Government has forced Botswana Unified Revenue Services (BURS) to write off a P 600 000 000 ( six hundred million) Value Added┬á Tax (vat) debt owed by the Chinese Company that was commissioned to build the botched P 11 billion┬á Morupule B project.
Sunday Standard investigations have turned up information that just before the 2014┬á general elections, Cabinet met and took a decision to direct BURS┬á to issue an exemption certificate absolving China National Electric Equipment Corporation (CNEEC) from paying the VAT it owed. BURS had obtained a garnishee order allowing them to impound the CNEEC payment from the Botswana Power Corporation (BPC).┬á Curiously, BPC violated the court order and paid the Chinese company the money.

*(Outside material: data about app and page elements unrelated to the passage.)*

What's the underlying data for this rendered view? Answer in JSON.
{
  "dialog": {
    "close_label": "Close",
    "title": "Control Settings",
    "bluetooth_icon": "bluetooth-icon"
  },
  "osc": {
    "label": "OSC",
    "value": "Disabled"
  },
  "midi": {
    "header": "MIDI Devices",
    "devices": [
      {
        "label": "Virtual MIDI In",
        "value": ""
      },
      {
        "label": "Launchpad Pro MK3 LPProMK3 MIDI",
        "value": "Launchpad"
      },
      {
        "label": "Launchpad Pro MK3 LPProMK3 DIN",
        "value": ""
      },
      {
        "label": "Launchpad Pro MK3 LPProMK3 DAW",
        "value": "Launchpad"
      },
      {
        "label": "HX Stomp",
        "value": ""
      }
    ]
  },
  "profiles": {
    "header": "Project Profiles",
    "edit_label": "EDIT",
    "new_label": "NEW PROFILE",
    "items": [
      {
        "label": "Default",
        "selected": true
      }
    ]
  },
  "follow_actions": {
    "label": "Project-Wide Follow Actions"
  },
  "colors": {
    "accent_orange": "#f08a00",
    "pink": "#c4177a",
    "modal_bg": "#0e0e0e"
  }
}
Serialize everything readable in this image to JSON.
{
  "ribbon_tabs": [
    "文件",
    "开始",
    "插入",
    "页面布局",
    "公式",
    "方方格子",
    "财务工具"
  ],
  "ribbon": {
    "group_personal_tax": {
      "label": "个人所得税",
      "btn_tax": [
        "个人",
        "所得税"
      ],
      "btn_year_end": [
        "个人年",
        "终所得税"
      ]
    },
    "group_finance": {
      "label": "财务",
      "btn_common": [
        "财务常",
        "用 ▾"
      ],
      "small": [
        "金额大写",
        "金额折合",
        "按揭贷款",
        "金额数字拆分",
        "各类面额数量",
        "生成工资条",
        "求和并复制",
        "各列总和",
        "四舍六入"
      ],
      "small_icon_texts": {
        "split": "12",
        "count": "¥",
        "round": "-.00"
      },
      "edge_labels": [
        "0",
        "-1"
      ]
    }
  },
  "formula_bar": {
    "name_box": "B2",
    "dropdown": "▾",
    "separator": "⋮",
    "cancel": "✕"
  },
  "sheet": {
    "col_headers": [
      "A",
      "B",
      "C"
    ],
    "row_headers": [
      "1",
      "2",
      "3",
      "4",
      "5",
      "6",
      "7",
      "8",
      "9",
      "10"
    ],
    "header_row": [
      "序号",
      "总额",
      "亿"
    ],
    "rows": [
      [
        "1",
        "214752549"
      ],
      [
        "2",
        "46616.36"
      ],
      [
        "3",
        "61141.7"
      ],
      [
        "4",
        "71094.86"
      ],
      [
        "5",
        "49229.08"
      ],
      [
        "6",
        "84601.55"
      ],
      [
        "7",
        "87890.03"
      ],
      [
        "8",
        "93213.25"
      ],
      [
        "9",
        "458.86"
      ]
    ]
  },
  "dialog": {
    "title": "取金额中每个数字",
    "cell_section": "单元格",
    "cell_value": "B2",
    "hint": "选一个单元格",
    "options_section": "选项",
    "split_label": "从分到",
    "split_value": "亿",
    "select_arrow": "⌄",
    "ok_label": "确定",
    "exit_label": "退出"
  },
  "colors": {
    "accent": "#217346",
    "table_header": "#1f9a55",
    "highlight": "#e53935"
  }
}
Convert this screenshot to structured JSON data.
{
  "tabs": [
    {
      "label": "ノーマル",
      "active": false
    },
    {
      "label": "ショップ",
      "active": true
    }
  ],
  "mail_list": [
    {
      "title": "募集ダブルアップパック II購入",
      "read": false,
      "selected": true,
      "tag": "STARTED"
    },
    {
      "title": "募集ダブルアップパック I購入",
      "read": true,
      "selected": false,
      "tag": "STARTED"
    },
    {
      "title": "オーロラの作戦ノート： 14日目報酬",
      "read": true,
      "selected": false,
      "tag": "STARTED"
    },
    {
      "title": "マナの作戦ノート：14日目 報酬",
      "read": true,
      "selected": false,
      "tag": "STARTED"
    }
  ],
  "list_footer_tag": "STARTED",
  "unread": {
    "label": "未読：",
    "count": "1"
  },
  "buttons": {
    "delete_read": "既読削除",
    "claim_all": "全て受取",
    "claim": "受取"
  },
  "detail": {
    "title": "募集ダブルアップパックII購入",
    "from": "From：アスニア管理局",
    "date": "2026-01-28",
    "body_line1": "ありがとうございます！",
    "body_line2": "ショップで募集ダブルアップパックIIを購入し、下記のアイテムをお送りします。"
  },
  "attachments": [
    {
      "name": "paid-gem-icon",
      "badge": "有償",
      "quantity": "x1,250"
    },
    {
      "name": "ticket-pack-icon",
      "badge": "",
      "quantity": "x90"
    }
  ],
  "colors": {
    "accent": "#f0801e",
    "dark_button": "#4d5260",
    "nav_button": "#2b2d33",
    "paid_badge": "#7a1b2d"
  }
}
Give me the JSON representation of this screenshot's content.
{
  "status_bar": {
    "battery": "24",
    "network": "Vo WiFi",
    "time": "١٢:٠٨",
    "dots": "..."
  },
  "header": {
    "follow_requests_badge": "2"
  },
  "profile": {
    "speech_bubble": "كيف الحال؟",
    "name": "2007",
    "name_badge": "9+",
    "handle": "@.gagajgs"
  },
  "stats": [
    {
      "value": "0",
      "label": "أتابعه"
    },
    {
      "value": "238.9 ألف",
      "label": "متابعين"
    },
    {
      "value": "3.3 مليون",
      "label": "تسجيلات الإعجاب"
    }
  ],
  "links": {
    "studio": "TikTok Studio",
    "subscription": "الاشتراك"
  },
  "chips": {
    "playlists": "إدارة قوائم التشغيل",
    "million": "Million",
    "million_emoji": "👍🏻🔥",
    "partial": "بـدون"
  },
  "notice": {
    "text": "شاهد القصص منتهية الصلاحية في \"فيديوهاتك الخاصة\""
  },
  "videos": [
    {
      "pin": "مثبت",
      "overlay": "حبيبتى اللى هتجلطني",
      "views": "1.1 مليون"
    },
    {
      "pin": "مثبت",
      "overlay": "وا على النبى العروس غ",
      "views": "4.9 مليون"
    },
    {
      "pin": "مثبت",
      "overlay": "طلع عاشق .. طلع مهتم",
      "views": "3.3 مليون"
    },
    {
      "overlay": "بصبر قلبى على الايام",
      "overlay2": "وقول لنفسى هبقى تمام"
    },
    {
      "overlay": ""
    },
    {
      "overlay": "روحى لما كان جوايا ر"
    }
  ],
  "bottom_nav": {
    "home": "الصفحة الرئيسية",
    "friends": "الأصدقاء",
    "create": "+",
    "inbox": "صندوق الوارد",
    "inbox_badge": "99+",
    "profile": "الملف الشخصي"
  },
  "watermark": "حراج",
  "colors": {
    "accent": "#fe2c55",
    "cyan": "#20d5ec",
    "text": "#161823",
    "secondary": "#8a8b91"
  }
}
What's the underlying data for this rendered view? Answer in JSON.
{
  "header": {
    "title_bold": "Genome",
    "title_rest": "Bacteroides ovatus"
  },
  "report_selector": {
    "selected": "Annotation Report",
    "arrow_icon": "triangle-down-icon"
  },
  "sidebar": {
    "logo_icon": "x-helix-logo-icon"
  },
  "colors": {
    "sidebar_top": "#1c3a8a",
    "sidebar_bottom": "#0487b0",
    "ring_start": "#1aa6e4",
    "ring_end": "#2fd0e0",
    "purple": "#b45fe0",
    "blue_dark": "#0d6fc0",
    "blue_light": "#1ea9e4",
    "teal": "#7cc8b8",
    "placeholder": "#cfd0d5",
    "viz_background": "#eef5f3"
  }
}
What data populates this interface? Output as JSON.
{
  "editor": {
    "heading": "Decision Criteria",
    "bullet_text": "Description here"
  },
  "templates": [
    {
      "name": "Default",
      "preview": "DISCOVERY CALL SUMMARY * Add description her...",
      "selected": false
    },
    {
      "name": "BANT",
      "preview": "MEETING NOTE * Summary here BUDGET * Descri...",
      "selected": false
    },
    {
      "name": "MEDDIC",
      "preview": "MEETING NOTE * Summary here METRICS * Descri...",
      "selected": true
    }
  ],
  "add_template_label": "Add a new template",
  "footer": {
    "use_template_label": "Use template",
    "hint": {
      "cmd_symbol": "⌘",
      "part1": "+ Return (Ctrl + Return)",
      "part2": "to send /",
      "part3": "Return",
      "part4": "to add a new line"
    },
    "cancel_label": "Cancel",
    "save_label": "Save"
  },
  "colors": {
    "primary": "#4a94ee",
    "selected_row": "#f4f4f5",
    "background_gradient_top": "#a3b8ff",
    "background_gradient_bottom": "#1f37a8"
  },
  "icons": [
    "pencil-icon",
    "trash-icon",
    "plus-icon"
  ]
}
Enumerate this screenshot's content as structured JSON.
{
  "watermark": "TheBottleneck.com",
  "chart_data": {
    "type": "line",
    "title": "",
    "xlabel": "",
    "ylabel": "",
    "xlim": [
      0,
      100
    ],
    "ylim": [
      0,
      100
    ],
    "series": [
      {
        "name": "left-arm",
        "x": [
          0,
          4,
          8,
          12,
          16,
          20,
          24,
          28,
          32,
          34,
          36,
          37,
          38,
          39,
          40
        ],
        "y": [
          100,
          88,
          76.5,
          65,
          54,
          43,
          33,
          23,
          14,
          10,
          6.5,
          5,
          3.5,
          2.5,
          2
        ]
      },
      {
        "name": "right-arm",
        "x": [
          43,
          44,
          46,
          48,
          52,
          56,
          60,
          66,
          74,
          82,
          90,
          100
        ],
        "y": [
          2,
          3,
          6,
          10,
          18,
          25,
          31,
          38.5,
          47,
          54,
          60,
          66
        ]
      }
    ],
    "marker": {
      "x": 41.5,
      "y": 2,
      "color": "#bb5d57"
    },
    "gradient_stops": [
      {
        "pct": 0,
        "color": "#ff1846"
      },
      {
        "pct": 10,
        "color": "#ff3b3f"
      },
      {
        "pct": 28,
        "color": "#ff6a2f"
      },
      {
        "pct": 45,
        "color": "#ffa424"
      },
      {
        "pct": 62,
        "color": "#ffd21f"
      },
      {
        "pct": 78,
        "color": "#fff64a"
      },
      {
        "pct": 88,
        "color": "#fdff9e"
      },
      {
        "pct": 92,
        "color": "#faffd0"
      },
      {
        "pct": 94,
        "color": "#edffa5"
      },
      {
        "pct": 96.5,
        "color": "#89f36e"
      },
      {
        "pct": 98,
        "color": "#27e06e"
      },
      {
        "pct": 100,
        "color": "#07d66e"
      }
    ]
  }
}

CNEEC had initially approached government for a tax exemption. When their proposal was turned down, they then turned to the BPC to masquerade as the importer of construction material from China, thus offloading liability for VAT on the Botswana parastatal. Although the Chinese company was claiming its VAT refunds from BURS, it has not been paying its share of VAT, which has accumulated to a staggering P600 million. It has emerged that invoices for the project were generated in China and payments are also made in China where the financing bank is based, and invoices were only presented to the BPC for purposes of issuing certificate to facilitate payments ÔÇô cutting out BURS.
Contacted for comments last year, BURS spokesperson, Refilwe Mogami, told Sunday Standard that “the garnishee order that has been issued only concerns the BURS and the said client” and cannot be discussed with a third party. Responding to a Sunday Standard questionnaire at the time, BPC spokesperson, Spencer Moreri stated that, “the Corporation is not in a position to divulge any information to third parties as per the contractual obligations of the contract in regard to communication”.
There are suspicions that the P600 000 000 tax exemption may be a political decision following whispers that a number of companies subcontracted by the Chinese companies belonged to influential people some with links to cabinet. Sunday Standard can reveal that at some stage, BURS demanded a list of all companies subcontracted in the controversial project, but the Chinese company would not disclose the names of the companies it had sub-contracted. Contacted for comments this week, the Minister of Minister of Minerals Energy and Water Resources (MMEWR) Kitso Mokaila said he did not want to be drawn into discussing false allegations.
The Umbrella for Democratic Change (UDC) is expected to file a question in the next parliament querying the decision to exempt the Chinese company from paying the VAT.
BURS spokesperson Matshidiso Pule on the other hand said, “In terms of the Income Tax and VAT statutes, BURS is not allowed to disclose to any person or that person’s representative, any matter in respect of their tax affairs save for the Institutions envisaged under the said laws.”
An analyst close to BPC issues pointed out that beside the failure of the Morupule B, the corporation is faced with losses from a badly structured “financial instruments” at a time when they borrowed money from China. They borrowed in United States dollars which is fast appreciating in value against the Pula,” an analyst said. “In the next 10-to- 20 years, its financial problems are expected to be worse than now if you were to take the pula devaluation into consideration. If you look closely at the problem, it is not necessarily that they are buying power at high price, rather it is because of the loan.”┬á The total cost of the project is P 11 billion, about P 6 billion or (US $ 850 million) is from China and the rest from government and the World Bank.